Magistrála is the busiest street in central Prague, with nearly 100 000 cars per day passing by the central train station. It was built in the 1970s and 1980s,originally designed to ease the traffic in the historic city centre. Later on, however, it brought tens of thousands of cars from the suburban districts directly into the heart of the city . It contains several multilevel interchanges on the location of former city walls, and runs through two confined but ostentatious 19th century streets, Sokolská and Legerova, whose contemporary purpose is to serve as canyons carrying as big amount of cars as possible.
The idea of calming the Magistrála emerged after the end of socialist regime. Some (pioneer) proposals appeared in the 1990s, but serious interest from the city establishment can be dated to 2009. By this time an extensive study proposing to replace most of the multilevel interchanges with traffic lights was submitted. Since then, the so-called “humanization” of magistrála is on the table, but practical humanizing interventions were strongly limited. Several new pedestrian crossings and one tram stop were added in 2015, but still the Magistrála keeps the character of a traffic sewer.
The proposal of Gehl Architects recommended to start with mostly non-traffic measures, such as adding benches or improving the quality of pedestrian space. Also several new crosswalks were to be added and some street lanes narrowed to prevent speeding and to provide elemental space for cyclists. However, the proposal was quite vague, which served as an excuse for mayor Adriana Krnáčova to throw it away. The mayor’s party, ANO 2011, stood up against its own coalition partners, and created the anti-humanizing ad hoc alliance with right-wing parties and Communists. ANO’s regular coalition partner Greens, whose representatives had been the loudest advocates for humanizing the Magistrála, heavily supported by the opposition Pirate Party and independent councillors.

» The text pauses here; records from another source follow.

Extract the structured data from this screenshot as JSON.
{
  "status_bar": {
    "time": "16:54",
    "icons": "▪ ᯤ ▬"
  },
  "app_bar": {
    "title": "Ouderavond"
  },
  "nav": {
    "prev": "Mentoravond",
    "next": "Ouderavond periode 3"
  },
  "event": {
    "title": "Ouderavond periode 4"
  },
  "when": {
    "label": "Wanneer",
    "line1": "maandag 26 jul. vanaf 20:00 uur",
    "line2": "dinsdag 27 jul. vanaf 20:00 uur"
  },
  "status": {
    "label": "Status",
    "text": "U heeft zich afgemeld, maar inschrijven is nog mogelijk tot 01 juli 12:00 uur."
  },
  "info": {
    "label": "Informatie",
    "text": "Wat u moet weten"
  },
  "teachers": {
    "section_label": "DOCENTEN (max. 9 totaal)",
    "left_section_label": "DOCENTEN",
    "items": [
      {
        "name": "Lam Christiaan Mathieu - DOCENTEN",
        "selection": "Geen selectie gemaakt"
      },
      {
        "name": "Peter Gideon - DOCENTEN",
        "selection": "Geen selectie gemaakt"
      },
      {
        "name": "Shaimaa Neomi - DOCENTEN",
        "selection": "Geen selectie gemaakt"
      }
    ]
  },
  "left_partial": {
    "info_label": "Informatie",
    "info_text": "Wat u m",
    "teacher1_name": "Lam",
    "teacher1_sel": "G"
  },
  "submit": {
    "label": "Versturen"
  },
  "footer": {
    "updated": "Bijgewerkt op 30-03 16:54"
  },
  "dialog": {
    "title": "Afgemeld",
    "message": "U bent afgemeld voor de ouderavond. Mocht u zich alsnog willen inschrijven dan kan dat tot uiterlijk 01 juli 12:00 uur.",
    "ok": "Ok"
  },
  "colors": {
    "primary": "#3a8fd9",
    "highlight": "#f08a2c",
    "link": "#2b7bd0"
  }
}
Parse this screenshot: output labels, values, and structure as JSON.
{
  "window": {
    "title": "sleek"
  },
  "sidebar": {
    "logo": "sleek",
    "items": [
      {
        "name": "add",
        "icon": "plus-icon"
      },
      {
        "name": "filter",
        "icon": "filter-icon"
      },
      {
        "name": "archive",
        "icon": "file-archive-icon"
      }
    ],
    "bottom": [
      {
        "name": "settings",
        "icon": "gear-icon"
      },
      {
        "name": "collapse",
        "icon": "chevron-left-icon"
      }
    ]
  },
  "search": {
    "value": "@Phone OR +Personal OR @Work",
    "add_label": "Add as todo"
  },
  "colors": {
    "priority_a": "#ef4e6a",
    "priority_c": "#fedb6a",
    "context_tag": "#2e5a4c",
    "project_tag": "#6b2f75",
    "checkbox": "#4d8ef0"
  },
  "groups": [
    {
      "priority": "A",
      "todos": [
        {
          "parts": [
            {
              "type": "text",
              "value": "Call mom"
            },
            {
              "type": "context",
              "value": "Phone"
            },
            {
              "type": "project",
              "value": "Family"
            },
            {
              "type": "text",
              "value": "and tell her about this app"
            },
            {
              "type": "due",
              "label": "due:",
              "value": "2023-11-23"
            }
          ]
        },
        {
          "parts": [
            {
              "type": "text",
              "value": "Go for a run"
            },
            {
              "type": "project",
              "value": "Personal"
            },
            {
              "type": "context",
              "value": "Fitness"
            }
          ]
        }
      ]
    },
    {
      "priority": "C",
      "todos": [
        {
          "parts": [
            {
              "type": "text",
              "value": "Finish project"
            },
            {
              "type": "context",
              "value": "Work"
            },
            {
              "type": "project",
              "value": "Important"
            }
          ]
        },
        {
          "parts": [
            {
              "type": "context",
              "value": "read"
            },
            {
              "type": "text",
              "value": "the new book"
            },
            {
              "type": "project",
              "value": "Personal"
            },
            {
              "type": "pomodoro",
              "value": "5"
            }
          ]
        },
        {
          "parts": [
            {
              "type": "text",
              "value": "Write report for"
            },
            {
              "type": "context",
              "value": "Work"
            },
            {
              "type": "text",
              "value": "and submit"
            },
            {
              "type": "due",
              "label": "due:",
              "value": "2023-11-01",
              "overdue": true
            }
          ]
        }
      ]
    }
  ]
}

The discussion „road“ to final rejection by Prague city council was surrounded by old-fashioned status-quo arguments.. “It is clear that eight months before the elections many parties fear anything that can be interpreted as a restriction of motorized traffic, even if this is not the case,” Filler explains the situation.. “It is a paradox: The Magistrála needs immediate lowering of its capacity, but the first steps, that were recently rejected by our politicians, were not even attempting to do that.“